The Bank of Japan has broadened caps for government bond yields, a surprise move that pushed bond yields higher globally and hit stocks in Asia.
The central bank on Tuesday said that it would allow the yield curve on the Japanese government bond to range 50 basis points either side of its 0% target, up from the previous cap of 25 basis points.
The Bank of Japan did not mention inflation in its policy statement, but said the shift is intended to “improve market functioning and encourage a smoother formation of the entire yield curve, while maintaining accommodative financial conditions”.
Japan had been a holdout among major industrialised nations in allowing yields to rise. European countries and the US have been raising rates aggressively to combat inflation.
The central bank introduced the previous caps to control its yield curve in September 2016, hoping to lift inflation closer to its 2 per cent target after a long stretch of economic malaise and stagnant inflation.
Because of the slow economic growth, the government has primarily used spending to combat inflation instead of raising interest rates.

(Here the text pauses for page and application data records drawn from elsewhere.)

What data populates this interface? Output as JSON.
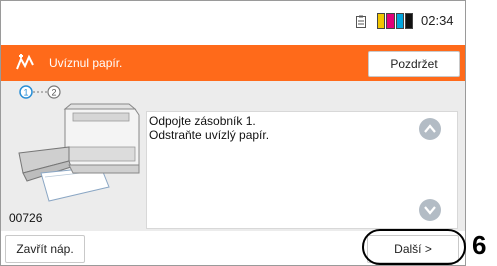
{
  "status": {
    "time": "02:34",
    "icons": [
      "clipboard-icon",
      "toner-levels-icon"
    ],
    "toner_colors": [
      "#f2c500",
      "#e0007a",
      "#00a6e0",
      "#111111"
    ]
  },
  "header": {
    "title": "Uvíznul papír.",
    "hold_label": "Pozdržet",
    "icon": "paper-jam-icon",
    "accent": "#ff6a1a"
  },
  "steps": {
    "current": "1",
    "total": "2"
  },
  "message": {
    "lines": [
      "Odpojte zásobník 1.",
      "Odstraňte uvízlý papír."
    ]
  },
  "error_code": "00726",
  "footer": {
    "close_label": "Zavřít náp.",
    "next_label": "Další >"
  },
  "callout": {
    "number": "6"
  }
}
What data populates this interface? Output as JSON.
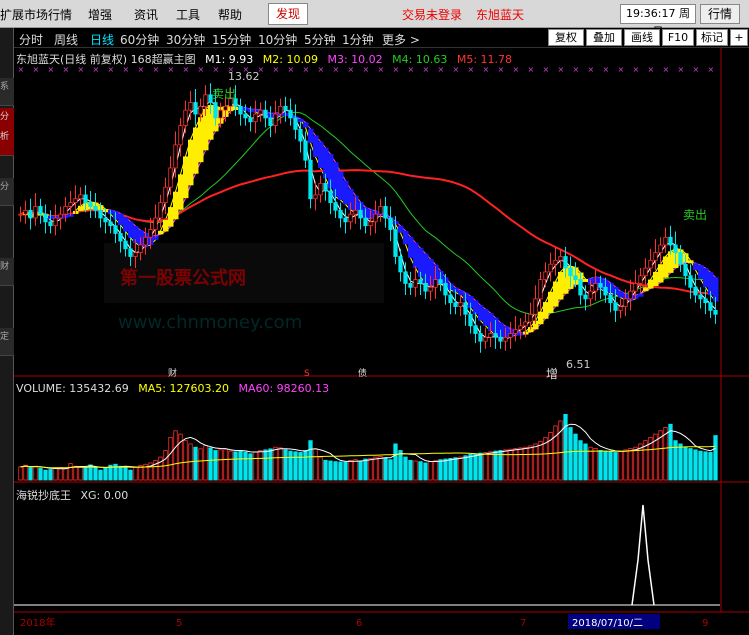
{
  "menu": {
    "items": [
      "扩展市场行情",
      "增强",
      "资讯",
      "工具",
      "帮助"
    ],
    "discover": "发现",
    "login_status": "交易未登录",
    "account_name": "东旭蓝天",
    "clock_time": "19:36:17",
    "clock_day": "周日",
    "quotes_button": "行情"
  },
  "left_rail": {
    "labels": [
      "系",
      "分",
      "析",
      "分",
      "财",
      "定"
    ]
  },
  "period_bar": {
    "periods": [
      "分时",
      "周线",
      "日线",
      "60分钟",
      "30分钟",
      "15分钟",
      "10分钟",
      "5分钟",
      "1分钟",
      "更多 >"
    ],
    "selected": "日线",
    "tools": [
      "复权",
      "叠加",
      "画线",
      "F10",
      "标记",
      "+"
    ]
  },
  "main_chart": {
    "title": "东旭蓝天(日线 前复权) 168超赢主图",
    "ma": [
      {
        "label": "M1: 9.93",
        "color": "#ffffff"
      },
      {
        "label": "M2: 10.09",
        "color": "#ffff00"
      },
      {
        "label": "M3: 10.02",
        "color": "#ff44ff"
      },
      {
        "label": "M4: 10.63",
        "color": "#22cc22"
      },
      {
        "label": "M5: 11.78",
        "color": "#ff3333"
      }
    ],
    "high_label": "13.62",
    "low_label": "6.51",
    "sell_label_1": "卖出",
    "sell_label_2": "卖出",
    "add_label": "增",
    "watermark_1": "第一股票公式网",
    "watermark_2": "www.chnmoney.com",
    "event_labels": [
      "财",
      "S",
      "债"
    ]
  },
  "volume_panel": {
    "title": "VOLUME: 135432.69",
    "ma5": "MA5: 127603.20",
    "ma60": "MA60: 98260.13"
  },
  "indicator_panel": {
    "title": "海锐抄底王",
    "xg": "XG: 0.00"
  },
  "date_axis": {
    "start": "2018年",
    "ticks": [
      "5",
      "6",
      "7",
      "9"
    ],
    "cursor_date": "2018/07/10/二"
  },
  "chart_data": [
    {
      "type": "candlestick",
      "title": "东旭蓝天(日线 前复权) 168超赢主图",
      "ylim": [
        6.0,
        14.0
      ],
      "x": [
        1,
        2,
        3,
        4,
        5,
        6,
        7,
        8,
        9,
        10,
        11,
        12,
        13,
        14,
        15,
        16,
        17,
        18,
        19,
        20,
        21,
        22,
        23,
        24,
        25,
        26,
        27,
        28,
        29,
        30,
        31,
        32,
        33,
        34,
        35,
        36,
        37,
        38,
        39,
        40,
        41,
        42,
        43,
        44,
        45,
        46,
        47,
        48,
        49,
        50,
        51,
        52,
        53,
        54,
        55,
        56,
        57,
        58,
        59,
        60,
        61,
        62,
        63,
        64,
        65,
        66,
        67,
        68,
        69,
        70,
        71,
        72,
        73,
        74,
        75,
        76,
        77,
        78,
        79,
        80,
        81,
        82,
        83,
        84,
        85,
        86,
        87,
        88,
        89,
        90,
        91,
        92,
        93,
        94,
        95,
        96,
        97,
        98,
        99,
        100,
        101,
        102,
        103,
        104,
        105,
        106,
        107,
        108,
        109,
        110,
        111,
        112,
        113,
        114,
        115,
        116,
        117,
        118,
        119,
        120,
        121,
        122,
        123,
        124,
        125,
        126,
        127,
        128,
        129,
        130,
        131,
        132,
        133,
        134,
        135,
        136,
        137,
        138,
        139,
        140
      ],
      "close": [
        10.1,
        10.2,
        10.0,
        10.3,
        10.1,
        9.9,
        9.8,
        10.0,
        10.1,
        10.3,
        10.4,
        10.5,
        10.6,
        10.4,
        10.3,
        10.2,
        10.0,
        9.9,
        9.8,
        9.6,
        9.4,
        9.2,
        9.0,
        9.1,
        9.3,
        9.5,
        9.7,
        10.0,
        10.4,
        10.8,
        11.3,
        11.9,
        12.4,
        12.8,
        13.0,
        12.7,
        12.9,
        13.2,
        13.0,
        12.6,
        12.8,
        12.9,
        13.1,
        12.9,
        12.7,
        12.6,
        12.5,
        12.7,
        12.8,
        12.6,
        12.4,
        12.7,
        12.9,
        12.8,
        12.6,
        12.3,
        12.0,
        11.5,
        10.5,
        10.6,
        10.9,
        10.7,
        10.4,
        10.2,
        10.0,
        9.9,
        10.1,
        10.2,
        10.0,
        9.8,
        9.9,
        10.1,
        10.3,
        10.0,
        9.7,
        9.0,
        8.6,
        8.3,
        8.2,
        8.4,
        8.3,
        8.1,
        8.2,
        8.4,
        8.3,
        8.0,
        7.8,
        7.7,
        7.8,
        7.5,
        7.2,
        7.0,
        6.8,
        6.9,
        7.0,
        6.9,
        6.8,
        6.9,
        7.0,
        7.1,
        7.2,
        7.3,
        7.5,
        7.9,
        8.4,
        8.6,
        8.8,
        8.9,
        9.0,
        8.7,
        8.5,
        8.4,
        8.0,
        7.9,
        8.1,
        8.3,
        8.2,
        8.0,
        7.8,
        7.6,
        7.7,
        7.9,
        8.1,
        8.3,
        8.5,
        8.7,
        8.9,
        9.1,
        9.3,
        9.5,
        9.3,
        9.1,
        8.8,
        8.5,
        8.2,
        8.0,
        7.9,
        7.8,
        7.6,
        7.5
      ],
      "highlights": {
        "high": 13.62,
        "low": 6.51
      }
    },
    {
      "type": "bar",
      "title": "VOLUME: 135432.69",
      "ylim": [
        0,
        250000
      ],
      "values": [
        40000,
        45000,
        38000,
        42000,
        36000,
        30000,
        32000,
        35000,
        38000,
        36000,
        50000,
        42000,
        40000,
        38000,
        46000,
        40000,
        30000,
        36000,
        45000,
        48000,
        42000,
        40000,
        30000,
        38000,
        44000,
        48000,
        52000,
        60000,
        70000,
        90000,
        130000,
        150000,
        140000,
        120000,
        110000,
        100000,
        95000,
        105000,
        98000,
        90000,
        92000,
        94000,
        88000,
        86000,
        90000,
        85000,
        80000,
        86000,
        90000,
        92000,
        95000,
        100000,
        98000,
        92000,
        88000,
        86000,
        84000,
        90000,
        120000,
        95000,
        70000,
        60000,
        58000,
        56000,
        55000,
        54000,
        60000,
        62000,
        58000,
        64000,
        66000,
        70000,
        72000,
        68000,
        62000,
        110000,
        90000,
        70000,
        60000,
        58000,
        56000,
        52000,
        56000,
        60000,
        62000,
        64000,
        66000,
        68000,
        70000,
        74000,
        78000,
        80000,
        82000,
        84000,
        86000,
        88000,
        90000,
        92000,
        94000,
        96000,
        98000,
        100000,
        104000,
        110000,
        118000,
        130000,
        145000,
        165000,
        180000,
        200000,
        160000,
        140000,
        120000,
        110000,
        100000,
        96000,
        90000,
        88000,
        86000,
        84000,
        88000,
        92000,
        96000,
        100000,
        110000,
        120000,
        130000,
        140000,
        150000,
        160000,
        170000,
        120000,
        110000,
        100000,
        96000,
        92000,
        88000,
        86000,
        84000,
        135432
      ]
    }
  ]
}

Earlier this month, Japan’s parliament approved a hefty 29 trillion yen supplementary budget aimed at countering the blow to household finances from rising food and utility costs and the weaker yen.
In reaction to the announcement bond yields rose globally, but stocks in Asia slid immediately.
Japan’s Nikkei 225 index closed 2.5 per cent lower.
Shares in Europe and the US retreated briefly, but recovered.